:: Records for this exercise
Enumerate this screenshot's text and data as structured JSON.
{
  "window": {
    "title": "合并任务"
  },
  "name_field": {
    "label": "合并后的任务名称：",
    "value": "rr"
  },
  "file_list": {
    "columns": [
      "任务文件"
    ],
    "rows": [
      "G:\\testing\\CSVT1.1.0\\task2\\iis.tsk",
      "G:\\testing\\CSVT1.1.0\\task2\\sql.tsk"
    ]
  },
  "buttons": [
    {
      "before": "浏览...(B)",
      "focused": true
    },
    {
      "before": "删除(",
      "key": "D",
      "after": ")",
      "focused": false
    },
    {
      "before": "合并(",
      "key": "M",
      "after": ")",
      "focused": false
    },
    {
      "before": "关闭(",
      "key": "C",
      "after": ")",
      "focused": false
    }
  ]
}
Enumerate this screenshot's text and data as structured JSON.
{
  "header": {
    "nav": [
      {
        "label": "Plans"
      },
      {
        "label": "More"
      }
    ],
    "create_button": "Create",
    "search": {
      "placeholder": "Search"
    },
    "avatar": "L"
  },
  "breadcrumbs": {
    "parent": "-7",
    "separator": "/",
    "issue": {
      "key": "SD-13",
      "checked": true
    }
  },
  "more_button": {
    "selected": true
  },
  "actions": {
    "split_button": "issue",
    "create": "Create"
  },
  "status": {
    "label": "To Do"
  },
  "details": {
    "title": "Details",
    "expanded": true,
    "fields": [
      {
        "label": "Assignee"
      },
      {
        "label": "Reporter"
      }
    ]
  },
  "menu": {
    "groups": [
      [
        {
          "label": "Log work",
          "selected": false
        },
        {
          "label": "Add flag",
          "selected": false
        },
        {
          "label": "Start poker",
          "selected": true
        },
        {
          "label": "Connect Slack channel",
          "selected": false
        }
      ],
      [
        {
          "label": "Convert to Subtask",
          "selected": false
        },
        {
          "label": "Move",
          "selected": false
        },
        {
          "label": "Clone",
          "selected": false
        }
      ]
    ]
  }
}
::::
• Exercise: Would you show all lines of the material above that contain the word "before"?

• Answer:
      "before": "浏览...(B)",
      "before": "删除(",
      "before": "合并(",
      "before": "关闭(",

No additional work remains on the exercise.